**EXERCISE GOAL**. Return, from the lines below, each one that includes the word "title".

[Data records]
┏━━
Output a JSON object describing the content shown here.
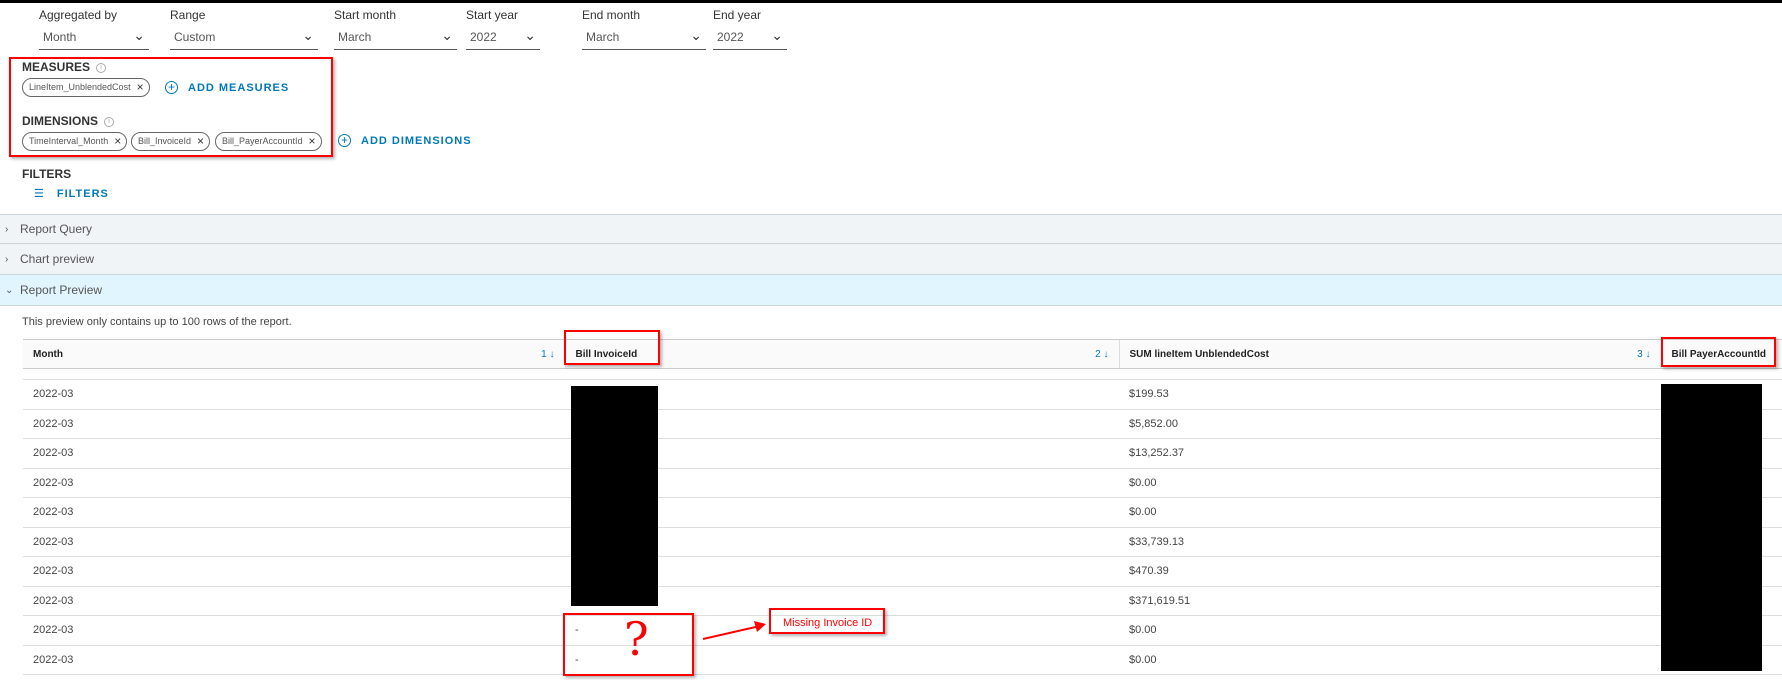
{
  "filters_bar": [
    {
      "label": "Aggregated by",
      "value": "Month"
    },
    {
      "label": "Range",
      "value": "Custom"
    },
    {
      "label": "Start month",
      "value": "March"
    },
    {
      "label": "Start year",
      "value": "2022"
    },
    {
      "label": "End month",
      "value": "March"
    },
    {
      "label": "End year",
      "value": "2022"
    }
  ],
  "measures": {
    "title": "MEASURES",
    "chips": [
      "LineItem_UnblendedCost"
    ],
    "add_label": "ADD MEASURES"
  },
  "dimensions": {
    "title": "DIMENSIONS",
    "chips": [
      "TimeInterval_Month",
      "Bill_InvoiceId",
      "Bill_PayerAccountId"
    ],
    "add_label": "ADD DIMENSIONS"
  },
  "filters": {
    "title": "FILTERS",
    "button_label": "FILTERS"
  },
  "sections": [
    {
      "label": "Report Query",
      "expanded": false
    },
    {
      "label": "Chart preview",
      "expanded": false
    },
    {
      "label": "Report Preview",
      "expanded": true
    }
  ],
  "preview_note": "This preview only contains up to 100 rows of the report.",
  "table": {
    "columns": [
      {
        "label": "Month",
        "sort": "1 ↓"
      },
      {
        "label": "Bill InvoiceId",
        "sort": "2 ↓"
      },
      {
        "label": "SUM lineItem UnblendedCost",
        "sort": "3 ↓"
      },
      {
        "label": "Bill PayerAccountId",
        "sort": ""
      }
    ],
    "rows": [
      {
        "month": "2022-03",
        "invoice": "",
        "cost": "$199.53"
      },
      {
        "month": "2022-03",
        "invoice": "",
        "cost": "$5,852.00"
      },
      {
        "month": "2022-03",
        "invoice": "",
        "cost": "$13,252.37"
      },
      {
        "month": "2022-03",
        "invoice": "",
        "cost": "$0.00"
      },
      {
        "month": "2022-03",
        "invoice": "",
        "cost": "$0.00"
      },
      {
        "month": "2022-03",
        "invoice": "",
        "cost": "$33,739.13"
      },
      {
        "month": "2022-03",
        "invoice": "",
        "cost": "$470.39"
      },
      {
        "month": "2022-03",
        "invoice": "",
        "cost": "$371,619.51"
      },
      {
        "month": "2022-03",
        "invoice": "-",
        "cost": "$0.00"
      },
      {
        "month": "2022-03",
        "invoice": "-",
        "cost": "$0.00"
      }
    ]
  },
  "annotation": {
    "label": "Missing Invoice ID",
    "mark": "?",
    "color": "#ff0000"
  }
}
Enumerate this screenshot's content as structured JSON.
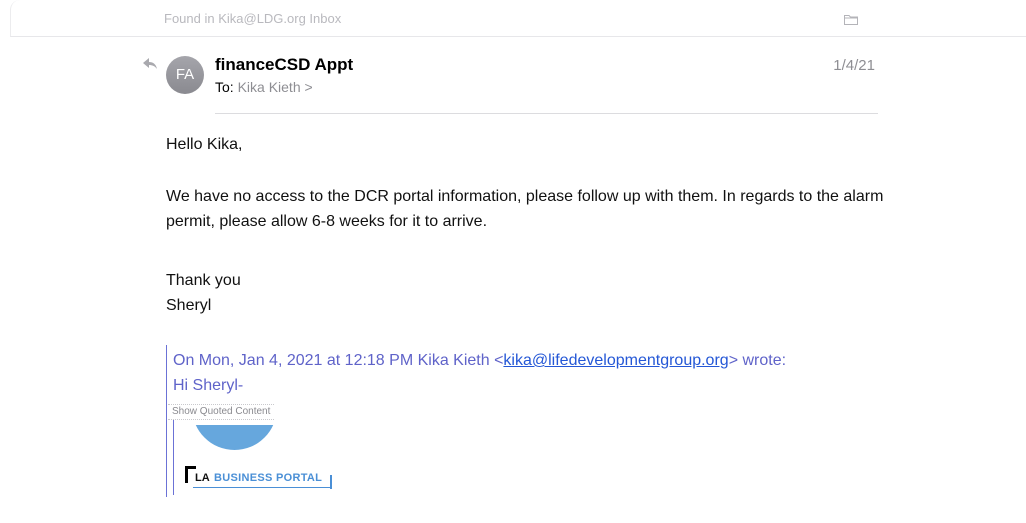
{
  "header": {
    "found_in": "Found in Kika@LDG.org Inbox",
    "folder_icon": "folder-icon"
  },
  "message": {
    "reply_icon": "reply-icon",
    "avatar_initials": "FA",
    "sender": "financeCSD Appt",
    "to_label": "To:",
    "recipient": "Kika Kieth >",
    "date": "1/4/21",
    "body": {
      "greeting": "Hello Kika,",
      "paragraph_1": " We have no access to the DCR portal information, please follow up with them. In regards to the alarm permit, please allow 6-8 weeks for it to arrive.",
      "thanks": "Thank you",
      "signature": "Sheryl"
    },
    "quoted": {
      "header_prefix": "On Mon, Jan 4, 2021 at 12:18 PM Kika Kieth <",
      "email": "kika@lifedevelopmentgroup.org",
      "header_suffix": "> wrote:",
      "greeting": "Hi Sheryl-",
      "show_quoted": "Show Quoted Content",
      "logo_la": "LA",
      "logo_text": "BUSINESS PORTAL"
    }
  },
  "colors": {
    "accent_link": "#2457d6",
    "quote_text": "#5f63c9",
    "logo_blue": "#4a8fd6"
  }
}
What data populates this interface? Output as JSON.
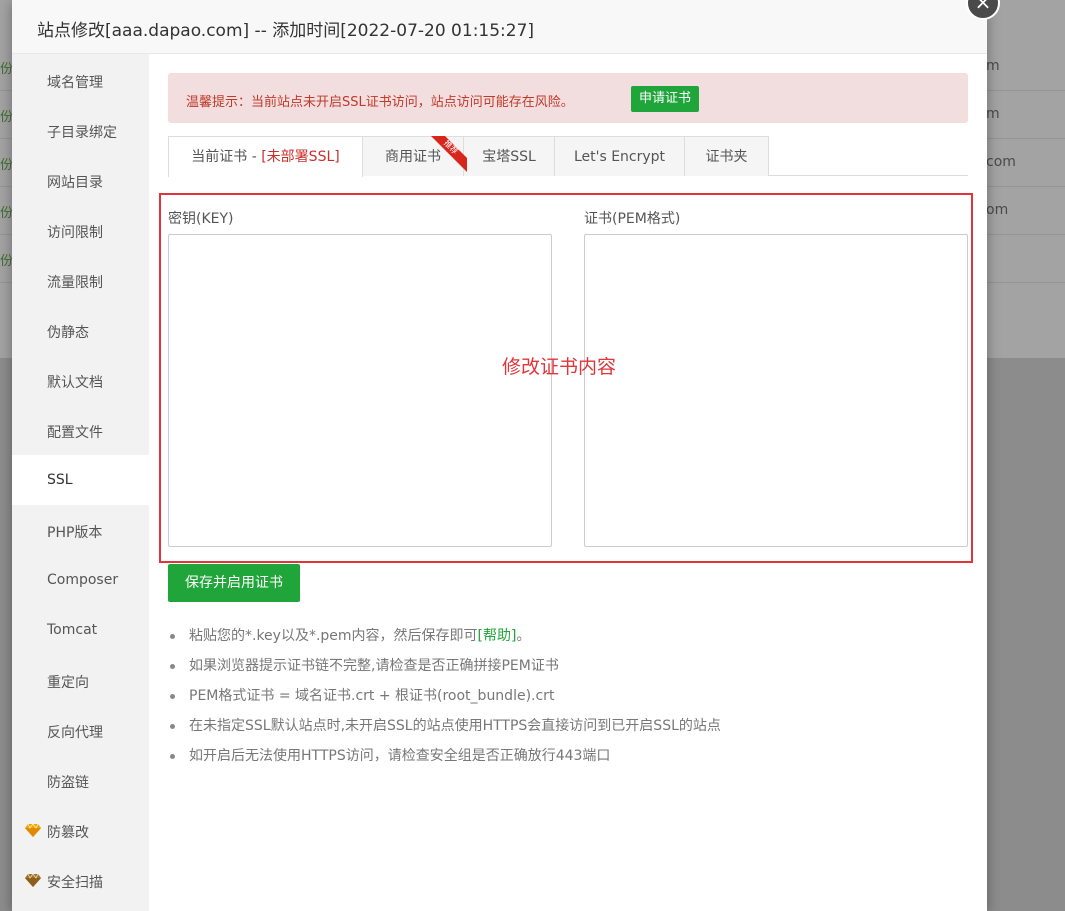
{
  "background": {
    "rows": [
      {
        "left": "份",
        "right": "m"
      },
      {
        "left": "份",
        "right": "m"
      },
      {
        "left": "份",
        "right": "com"
      },
      {
        "left": "份",
        "right": "om"
      },
      {
        "left": "份",
        "right": ""
      }
    ]
  },
  "modal": {
    "title": "站点修改[aaa.dapao.com] -- 添加时间[2022-07-20 01:15:27]",
    "close_symbol": "×"
  },
  "sidebar": {
    "items": [
      {
        "label": "域名管理"
      },
      {
        "label": "子目录绑定"
      },
      {
        "label": "网站目录"
      },
      {
        "label": "访问限制"
      },
      {
        "label": "流量限制"
      },
      {
        "label": "伪静态"
      },
      {
        "label": "默认文档"
      },
      {
        "label": "配置文件"
      },
      {
        "label": "SSL",
        "active": true
      },
      {
        "label": "PHP版本"
      },
      {
        "label": "Composer"
      },
      {
        "label": "Tomcat"
      },
      {
        "label": "重定向"
      },
      {
        "label": "反向代理"
      },
      {
        "label": "防盗链"
      },
      {
        "label": "防篡改",
        "icon": "diamond-icon"
      },
      {
        "label": "安全扫描",
        "icon": "diamond-icon"
      }
    ]
  },
  "alert": {
    "text": "温馨提示：当前站点未开启SSL证书访问，站点访问可能存在风险。",
    "button": "申请证书"
  },
  "tabs": {
    "current_prefix": "当前证书 - ",
    "current_status": "[未部署SSL]",
    "commercial": "商用证书",
    "recommend_badge": "推荐",
    "baota": "宝塔SSL",
    "letsencrypt": "Let's Encrypt",
    "folder": "证书夹"
  },
  "form": {
    "key_label": "密钥(KEY)",
    "key_value": "",
    "cert_label": "证书(PEM格式)",
    "cert_value": "",
    "annotation": "修改证书内容",
    "save_button": "保存并启用证书"
  },
  "tips": {
    "tip1_before": "粘贴您的*.key以及*.pem内容，然后保存即可",
    "tip1_link": "[帮助]",
    "tip1_after": "。",
    "tip2": "如果浏览器提示证书链不完整,请检查是否正确拼接PEM证书",
    "tip3": "PEM格式证书 = 域名证书.crt + 根证书(root_bundle).crt",
    "tip4": "在未指定SSL默认站点时,未开启SSL的站点使用HTTPS会直接访问到已开启SSL的站点",
    "tip5": "如开启后无法使用HTTPS访问，请检查安全组是否正确放行443端口"
  },
  "colors": {
    "brand_green": "#20a53a",
    "warning_red": "#e0353a",
    "alert_bg": "#f2dede",
    "gem_gold": "#f0a30a"
  }
}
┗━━
**TASK RESPONSE**.
    "title": "MEASURES",
    "title": "DIMENSIONS",
    "title": "FILTERS",
    "title": "站点修改[aaa.dapao.com] -- 添加时间[2022-07-20 01:15:27]",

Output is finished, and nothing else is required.